Perhaps Crown Hill’s most noted monument, certainly its most touching, is not the one for President Benjamin Harrison. Nor is it the prominent memorial for James Whitcomb Riley at the summit of Crown Hill. It is likely the monument for a girl who died at the tender age of 5 ½ years old, a statue that is the very likeness of Mary Ella McGinnis, born December 15, 1869.

Mary Ella was the daughter of George McGinnis and his wife Josephine, the fourth of their seven children, and as the only girl, she had a special place in their hearts. They had made their way from Ohio to Indianapolis in 1850, where George became a successful business owner, county auditor and commissioner, and in his later years, the city Postmaster. During the Civil War he had risen to the rank of Brigadier General.

George McGinnis was also a doting father and after Mary Ella’s death from lung congestion in 1875, a large photo of Mary Ella, a ribbon in her curls, wearing a frilly lace frock, sitting in a wicker chair, and staring into the camera, remained on prominent display in the parlor. But Josephine, a bereaved mom, wanted to do more in memory of their little girl and planned a surprise for her husband.

After saving a dollar here and there for almost 13 years, arrangements were made for a promising sculptor named Lorado Taft to sculpt a monument for Mary Ella. The photo and some clothes were surreptitiously sent to him in Chicago, where Taft prepared a plaster model. But Josephine was not pleased with photos she received of the design. “It don’t look like Ella,” she told her son Frank, who went to Chicago to confirm that the family was not satisfied. (Taft went on to become a very successful sculptor with many public commissions around the country, including the statue of Vice President and Hoosier Schuyler Colfax in downtown University Park.)

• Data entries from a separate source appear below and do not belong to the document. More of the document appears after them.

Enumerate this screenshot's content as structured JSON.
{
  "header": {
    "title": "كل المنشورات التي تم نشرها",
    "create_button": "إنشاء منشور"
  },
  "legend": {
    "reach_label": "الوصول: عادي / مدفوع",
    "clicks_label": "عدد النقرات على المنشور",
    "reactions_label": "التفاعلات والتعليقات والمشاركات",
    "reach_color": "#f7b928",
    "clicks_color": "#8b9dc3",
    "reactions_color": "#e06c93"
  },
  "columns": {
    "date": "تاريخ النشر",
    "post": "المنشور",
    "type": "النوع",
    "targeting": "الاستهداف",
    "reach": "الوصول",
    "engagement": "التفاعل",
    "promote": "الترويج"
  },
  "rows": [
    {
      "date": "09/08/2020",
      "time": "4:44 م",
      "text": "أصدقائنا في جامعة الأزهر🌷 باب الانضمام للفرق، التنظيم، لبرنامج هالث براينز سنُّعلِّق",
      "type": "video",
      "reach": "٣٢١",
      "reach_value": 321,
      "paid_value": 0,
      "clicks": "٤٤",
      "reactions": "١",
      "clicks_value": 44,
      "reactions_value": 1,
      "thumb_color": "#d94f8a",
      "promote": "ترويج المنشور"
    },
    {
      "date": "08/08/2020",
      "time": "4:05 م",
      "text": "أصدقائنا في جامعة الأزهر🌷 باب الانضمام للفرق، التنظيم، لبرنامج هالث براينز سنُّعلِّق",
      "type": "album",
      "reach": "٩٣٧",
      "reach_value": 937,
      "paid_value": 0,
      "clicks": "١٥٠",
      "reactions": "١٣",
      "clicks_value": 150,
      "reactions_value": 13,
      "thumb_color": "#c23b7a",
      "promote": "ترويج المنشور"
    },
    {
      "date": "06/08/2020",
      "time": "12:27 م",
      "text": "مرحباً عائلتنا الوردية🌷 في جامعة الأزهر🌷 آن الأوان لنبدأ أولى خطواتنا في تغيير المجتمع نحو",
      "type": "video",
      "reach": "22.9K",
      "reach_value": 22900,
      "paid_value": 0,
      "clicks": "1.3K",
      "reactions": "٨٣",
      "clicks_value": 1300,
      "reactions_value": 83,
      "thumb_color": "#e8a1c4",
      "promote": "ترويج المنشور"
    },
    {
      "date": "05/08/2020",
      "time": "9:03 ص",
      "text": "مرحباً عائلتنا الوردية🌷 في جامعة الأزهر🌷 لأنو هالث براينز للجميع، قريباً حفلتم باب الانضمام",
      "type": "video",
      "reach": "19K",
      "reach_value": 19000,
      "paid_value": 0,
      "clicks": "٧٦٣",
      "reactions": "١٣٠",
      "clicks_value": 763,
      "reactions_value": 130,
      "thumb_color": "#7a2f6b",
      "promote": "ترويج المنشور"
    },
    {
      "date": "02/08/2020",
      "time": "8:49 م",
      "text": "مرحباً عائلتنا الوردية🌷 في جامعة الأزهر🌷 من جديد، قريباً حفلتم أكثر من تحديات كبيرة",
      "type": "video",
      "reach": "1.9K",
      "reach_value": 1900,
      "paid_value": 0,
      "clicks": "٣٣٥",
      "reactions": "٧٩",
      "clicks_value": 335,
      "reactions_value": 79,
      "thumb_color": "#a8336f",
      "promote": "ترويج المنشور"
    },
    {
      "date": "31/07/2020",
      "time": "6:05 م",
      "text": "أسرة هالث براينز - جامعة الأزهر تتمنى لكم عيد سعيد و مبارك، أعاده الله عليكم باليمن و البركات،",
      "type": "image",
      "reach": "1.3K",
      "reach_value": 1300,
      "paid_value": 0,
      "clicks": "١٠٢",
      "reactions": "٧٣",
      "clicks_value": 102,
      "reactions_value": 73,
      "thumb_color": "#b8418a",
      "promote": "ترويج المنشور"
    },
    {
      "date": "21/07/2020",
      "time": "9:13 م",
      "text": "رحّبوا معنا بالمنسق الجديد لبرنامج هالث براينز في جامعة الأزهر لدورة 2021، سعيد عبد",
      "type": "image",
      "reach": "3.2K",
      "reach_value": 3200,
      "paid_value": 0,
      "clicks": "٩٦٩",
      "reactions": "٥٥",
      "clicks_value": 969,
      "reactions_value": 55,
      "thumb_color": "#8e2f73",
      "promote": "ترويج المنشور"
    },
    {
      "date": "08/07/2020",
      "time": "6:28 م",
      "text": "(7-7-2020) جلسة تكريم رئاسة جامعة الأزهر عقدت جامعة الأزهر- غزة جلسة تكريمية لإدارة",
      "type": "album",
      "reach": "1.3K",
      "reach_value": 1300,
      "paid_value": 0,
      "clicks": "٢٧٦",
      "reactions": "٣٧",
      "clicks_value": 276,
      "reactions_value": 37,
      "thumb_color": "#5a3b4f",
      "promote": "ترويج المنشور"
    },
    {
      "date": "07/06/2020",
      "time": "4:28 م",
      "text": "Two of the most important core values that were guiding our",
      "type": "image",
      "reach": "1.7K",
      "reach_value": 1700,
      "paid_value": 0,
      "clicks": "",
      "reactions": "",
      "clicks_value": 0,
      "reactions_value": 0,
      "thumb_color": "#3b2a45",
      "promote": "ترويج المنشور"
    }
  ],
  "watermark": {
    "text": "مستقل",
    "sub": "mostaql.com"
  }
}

Next, according to family lore and likely true, the family sent a photo and some clothes to a sculptor in Italy, though there is some possibility it was an Italian working near Bedford. This marble statue of Mary Ella, the flowers in her hand and in her uplifted apron symbolizing a brief life, pleased Josephine, surprised George, and has touched the hearts of Crown Hill’s visitors, who have continued to leave flowers in her arms for over 130 years.

Mary Ella McGinnis (12/15/1869-8/6/1875)
Location: Section 16, Lot 23
GPS (39.8177397,-86.1742560)

Text adapted from “A Mother’s Love, Mary Ella McGinnis and Crown Hill Cemetery” by Douglas A. Wissing, from Traces Magazine, Summer 2014